A very good question! Essentially, usage differs according to register, so that, while in informal, conversational usage, ‘as well as’ is normally treated as a phrasal preposition, giving e.g.
Peter knows what is happening, as well as me.
(= Peter knows, and I know…)
in formal usage, many speakers will prefer to use it (in accordance with its syntactic origins as an elliptical comparative) rather as a phrasal conjunction, giving e.g.
Peter, as well as I, knows what is happening.
(< as well as/to the same extent that I know…)
the position of the phrase being also variable (sometimes for reasons of euphony).
However, when collocating with a following verbal structure that is not automatically deducible from context (as in the case of your problem sentence), the expression has become obligatorily elliptical, so that we cannot grammatically/meaningfully reinstate a putative full form
*We will mark their scripts as well as we will provide comments by highlighting their mistakes.

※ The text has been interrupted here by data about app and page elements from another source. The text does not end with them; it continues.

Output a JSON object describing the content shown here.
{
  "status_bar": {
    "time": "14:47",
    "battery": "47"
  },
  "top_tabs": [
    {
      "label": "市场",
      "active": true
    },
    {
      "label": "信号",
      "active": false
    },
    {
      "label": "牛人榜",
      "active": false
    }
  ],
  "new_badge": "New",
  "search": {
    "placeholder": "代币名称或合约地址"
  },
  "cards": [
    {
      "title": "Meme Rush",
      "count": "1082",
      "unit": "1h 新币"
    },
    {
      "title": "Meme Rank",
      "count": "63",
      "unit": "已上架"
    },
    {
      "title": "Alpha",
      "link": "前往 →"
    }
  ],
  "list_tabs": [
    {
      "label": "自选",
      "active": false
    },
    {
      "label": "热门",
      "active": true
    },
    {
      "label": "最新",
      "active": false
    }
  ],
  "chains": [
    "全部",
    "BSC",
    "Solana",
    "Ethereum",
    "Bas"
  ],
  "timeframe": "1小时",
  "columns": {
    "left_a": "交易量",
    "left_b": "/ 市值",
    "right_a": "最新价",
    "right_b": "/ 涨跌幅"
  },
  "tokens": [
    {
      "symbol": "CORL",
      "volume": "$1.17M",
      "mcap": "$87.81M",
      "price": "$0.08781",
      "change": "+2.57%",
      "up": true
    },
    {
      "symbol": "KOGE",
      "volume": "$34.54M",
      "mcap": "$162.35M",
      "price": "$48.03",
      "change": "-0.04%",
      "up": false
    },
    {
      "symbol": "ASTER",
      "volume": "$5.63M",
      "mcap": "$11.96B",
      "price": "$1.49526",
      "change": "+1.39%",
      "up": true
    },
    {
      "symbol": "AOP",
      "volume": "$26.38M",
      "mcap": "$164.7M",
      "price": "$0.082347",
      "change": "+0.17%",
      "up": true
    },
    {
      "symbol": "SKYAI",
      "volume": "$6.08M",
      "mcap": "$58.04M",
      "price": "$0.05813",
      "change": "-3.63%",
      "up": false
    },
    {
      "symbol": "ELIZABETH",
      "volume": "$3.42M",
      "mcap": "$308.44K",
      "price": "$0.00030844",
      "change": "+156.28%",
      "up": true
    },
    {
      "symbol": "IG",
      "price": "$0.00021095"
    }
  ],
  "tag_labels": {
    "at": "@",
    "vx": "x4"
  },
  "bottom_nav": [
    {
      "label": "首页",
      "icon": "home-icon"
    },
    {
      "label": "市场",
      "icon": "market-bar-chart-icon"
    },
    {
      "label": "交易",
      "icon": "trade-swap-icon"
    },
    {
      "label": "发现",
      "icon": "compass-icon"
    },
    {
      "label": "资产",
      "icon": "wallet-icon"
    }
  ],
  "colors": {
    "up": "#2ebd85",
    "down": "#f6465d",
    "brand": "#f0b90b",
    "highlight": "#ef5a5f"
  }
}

In such cases, consequently, the prepositional reading of ‘as well as’ naturally prevails, yielding therefore either (on the typical model of [preposition+Ving]) the gerund form as well as providing or, alternatively (on the special model of [besides+V]) as well as provide (the latter being, in fact, preferable here on account of the infinitive form ‘mark’ earlier in the sentence).